- **TO DO**: A faithful copy of the entries, without any pictures, is what is needed here.

Top of EXERCISE INPUT

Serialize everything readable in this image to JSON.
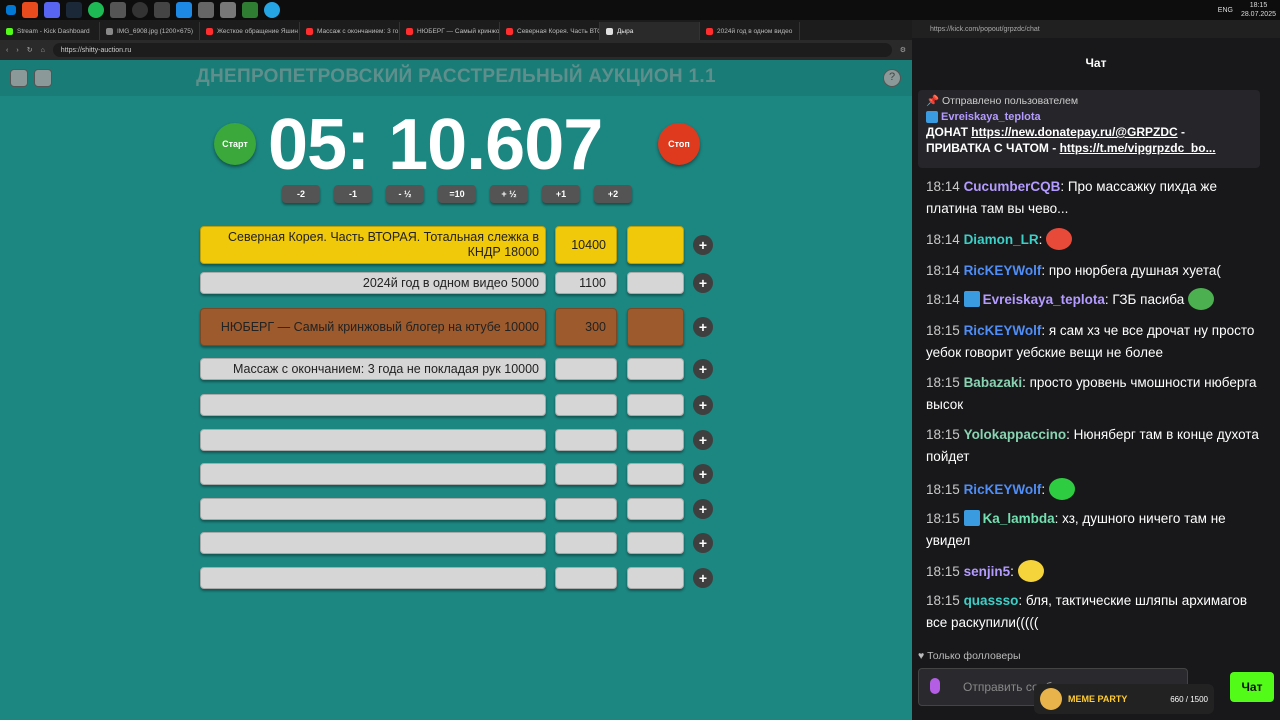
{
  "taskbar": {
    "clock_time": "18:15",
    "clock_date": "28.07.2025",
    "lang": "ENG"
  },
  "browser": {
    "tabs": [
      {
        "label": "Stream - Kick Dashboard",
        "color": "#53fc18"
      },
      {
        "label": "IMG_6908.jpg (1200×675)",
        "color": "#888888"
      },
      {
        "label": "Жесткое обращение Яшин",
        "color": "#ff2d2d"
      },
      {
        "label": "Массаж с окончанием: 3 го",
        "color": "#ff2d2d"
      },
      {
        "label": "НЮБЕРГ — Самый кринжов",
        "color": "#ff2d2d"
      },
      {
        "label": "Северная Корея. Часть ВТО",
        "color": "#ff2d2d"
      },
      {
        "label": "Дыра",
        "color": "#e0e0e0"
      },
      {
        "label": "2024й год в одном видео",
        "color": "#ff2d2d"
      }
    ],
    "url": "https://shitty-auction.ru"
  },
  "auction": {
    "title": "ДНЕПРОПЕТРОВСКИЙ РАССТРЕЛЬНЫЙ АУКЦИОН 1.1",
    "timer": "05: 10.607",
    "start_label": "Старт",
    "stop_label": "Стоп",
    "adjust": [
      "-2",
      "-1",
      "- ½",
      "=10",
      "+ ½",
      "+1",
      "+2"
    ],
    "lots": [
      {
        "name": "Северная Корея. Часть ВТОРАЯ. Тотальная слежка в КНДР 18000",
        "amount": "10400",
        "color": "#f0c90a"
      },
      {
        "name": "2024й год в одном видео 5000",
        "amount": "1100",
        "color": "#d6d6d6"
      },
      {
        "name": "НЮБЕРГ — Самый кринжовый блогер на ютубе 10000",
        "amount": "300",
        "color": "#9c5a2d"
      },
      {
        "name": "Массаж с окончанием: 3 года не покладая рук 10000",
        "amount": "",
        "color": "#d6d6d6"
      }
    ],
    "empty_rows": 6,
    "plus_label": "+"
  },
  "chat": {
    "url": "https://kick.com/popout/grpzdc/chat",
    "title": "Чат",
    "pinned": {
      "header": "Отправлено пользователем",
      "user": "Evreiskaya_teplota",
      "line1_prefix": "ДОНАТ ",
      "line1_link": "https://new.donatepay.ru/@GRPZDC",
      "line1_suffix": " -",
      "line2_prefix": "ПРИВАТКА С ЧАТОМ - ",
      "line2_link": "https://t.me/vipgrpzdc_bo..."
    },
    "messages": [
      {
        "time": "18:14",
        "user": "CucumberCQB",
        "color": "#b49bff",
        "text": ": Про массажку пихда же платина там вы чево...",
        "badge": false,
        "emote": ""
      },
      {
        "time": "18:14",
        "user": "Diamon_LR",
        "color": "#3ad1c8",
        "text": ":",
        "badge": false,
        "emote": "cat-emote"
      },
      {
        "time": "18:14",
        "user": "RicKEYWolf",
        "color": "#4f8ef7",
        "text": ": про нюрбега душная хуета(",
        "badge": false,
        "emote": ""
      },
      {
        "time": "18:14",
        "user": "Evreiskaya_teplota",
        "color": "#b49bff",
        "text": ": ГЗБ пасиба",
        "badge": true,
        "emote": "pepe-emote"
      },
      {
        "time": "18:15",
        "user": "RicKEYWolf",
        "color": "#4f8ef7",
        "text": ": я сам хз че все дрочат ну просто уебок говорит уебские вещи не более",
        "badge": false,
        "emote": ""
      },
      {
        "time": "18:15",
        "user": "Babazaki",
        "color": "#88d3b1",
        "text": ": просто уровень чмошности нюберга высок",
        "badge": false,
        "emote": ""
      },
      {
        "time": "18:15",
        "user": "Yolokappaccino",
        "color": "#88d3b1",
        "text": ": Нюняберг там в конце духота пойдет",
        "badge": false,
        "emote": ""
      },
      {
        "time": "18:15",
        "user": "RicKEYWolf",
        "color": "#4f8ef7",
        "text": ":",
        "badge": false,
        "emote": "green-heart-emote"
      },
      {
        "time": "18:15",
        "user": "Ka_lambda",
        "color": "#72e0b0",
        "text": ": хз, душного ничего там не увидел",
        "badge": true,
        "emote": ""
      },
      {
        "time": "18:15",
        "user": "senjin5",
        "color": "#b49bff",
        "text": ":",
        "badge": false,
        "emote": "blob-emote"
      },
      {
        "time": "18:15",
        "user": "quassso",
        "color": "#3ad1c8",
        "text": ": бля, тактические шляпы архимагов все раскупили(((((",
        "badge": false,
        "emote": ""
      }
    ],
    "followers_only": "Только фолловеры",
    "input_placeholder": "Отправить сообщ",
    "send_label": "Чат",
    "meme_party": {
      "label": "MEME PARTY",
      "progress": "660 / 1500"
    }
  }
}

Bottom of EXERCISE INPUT

- **TASK RESULT**:
Serialize everything readable in this image to JSON.
{
  "taskbar": {
    "clock_time": "18:15",
    "clock_date": "28.07.2025",
    "lang": "ENG"
  },
  "browser": {
    "tabs": [
      {
        "label": "Stream - Kick Dashboard",
        "color": "#53fc18"
      },
      {
        "label": "IMG_6908.jpg (1200×675)",
        "color": "#888888"
      },
      {
        "label": "Жесткое обращение Яшин",
        "color": "#ff2d2d"
      },
      {
        "label": "Массаж с окончанием: 3 го",
        "color": "#ff2d2d"
      },
      {
        "label": "НЮБЕРГ — Самый кринжов",
        "color": "#ff2d2d"
      },
      {
        "label": "Северная Корея. Часть ВТО",
        "color": "#ff2d2d"
      },
      {
        "label": "Дыра",
        "color": "#e0e0e0"
      },
      {
        "label": "2024й год в одном видео",
        "color": "#ff2d2d"
      }
    ],
    "url": "https://shitty-auction.ru"
  },
  "auction": {
    "title": "ДНЕПРОПЕТРОВСКИЙ РАССТРЕЛЬНЫЙ АУКЦИОН 1.1",
    "timer": "05: 10.607",
    "start_label": "Старт",
    "stop_label": "Стоп",
    "adjust": [
      "-2",
      "-1",
      "- ½",
      "=10",
      "+ ½",
      "+1",
      "+2"
    ],
    "lots": [
      {
        "name": "Северная Корея. Часть ВТОРАЯ. Тотальная слежка в КНДР 18000",
        "amount": "10400",
        "color": "#f0c90a"
      },
      {
        "name": "2024й год в одном видео 5000",
        "amount": "1100",
        "color": "#d6d6d6"
      },
      {
        "name": "НЮБЕРГ — Самый кринжовый блогер на ютубе 10000",
        "amount": "300",
        "color": "#9c5a2d"
      },
      {
        "name": "Массаж с окончанием: 3 года не покладая рук 10000",
        "amount": "",
        "color": "#d6d6d6"
      }
    ],
    "empty_rows": 6,
    "plus_label": "+"
  },
  "chat": {
    "url": "https://kick.com/popout/grpzdc/chat",
    "title": "Чат",
    "pinned": {
      "header": "Отправлено пользователем",
      "user": "Evreiskaya_teplota",
      "line1_prefix": "ДОНАТ ",
      "line1_link": "https://new.donatepay.ru/@GRPZDC",
      "line1_suffix": " -",
      "line2_prefix": "ПРИВАТКА С ЧАТОМ - ",
      "line2_link": "https://t.me/vipgrpzdc_bo..."
    },
    "messages": [
      {
        "time": "18:14",
        "user": "CucumberCQB",
        "color": "#b49bff",
        "text": ": Про массажку пихда же платина там вы чево...",
        "badge": false,
        "emote": ""
      },
      {
        "time": "18:14",
        "user": "Diamon_LR",
        "color": "#3ad1c8",
        "text": ":",
        "badge": false,
        "emote": "cat-emote"
      },
      {
        "time": "18:14",
        "user": "RicKEYWolf",
        "color": "#4f8ef7",
        "text": ": про нюрбега душная хуета(",
        "badge": false,
        "emote": ""
      },
      {
        "time": "18:14",
        "user": "Evreiskaya_teplota",
        "color": "#b49bff",
        "text": ": ГЗБ пасиба",
        "badge": true,
        "emote": "pepe-emote"
      },
      {
        "time": "18:15",
        "user": "RicKEYWolf",
        "color": "#4f8ef7",
        "text": ": я сам хз че все дрочат ну просто уебок говорит уебские вещи не более",
        "badge": false,
        "emote": ""
      },
      {
        "time": "18:15",
        "user": "Babazaki",
        "color": "#88d3b1",
        "text": ": просто уровень чмошности нюберга высок",
        "badge": false,
        "emote": ""
      },
      {
        "time": "18:15",
        "user": "Yolokappaccino",
        "color": "#88d3b1",
        "text": ": Нюняберг там в конце духота пойдет",
        "badge": false,
        "emote": ""
      },
      {
        "time": "18:15",
        "user": "RicKEYWolf",
        "color": "#4f8ef7",
        "text": ":",
        "badge": false,
        "emote": "green-heart-emote"
      },
      {
        "time": "18:15",
        "user": "Ka_lambda",
        "color": "#72e0b0",
        "text": ": хз, душного ничего там не увидел",
        "badge": true,
        "emote": ""
      },
      {
        "time": "18:15",
        "user": "senjin5",
        "color": "#b49bff",
        "text": ":",
        "badge": false,
        "emote": "blob-emote"
      },
      {
        "time": "18:15",
        "user": "quassso",
        "color": "#3ad1c8",
        "text": ": бля, тактические шляпы архимагов все раскупили(((((",
        "badge": false,
        "emote": ""
      }
    ],
    "followers_only": "Только фолловеры",
    "input_placeholder": "Отправить сообщ",
    "send_label": "Чат",
    "meme_party": {
      "label": "MEME PARTY",
      "progress": "660 / 1500"
    }
  }
}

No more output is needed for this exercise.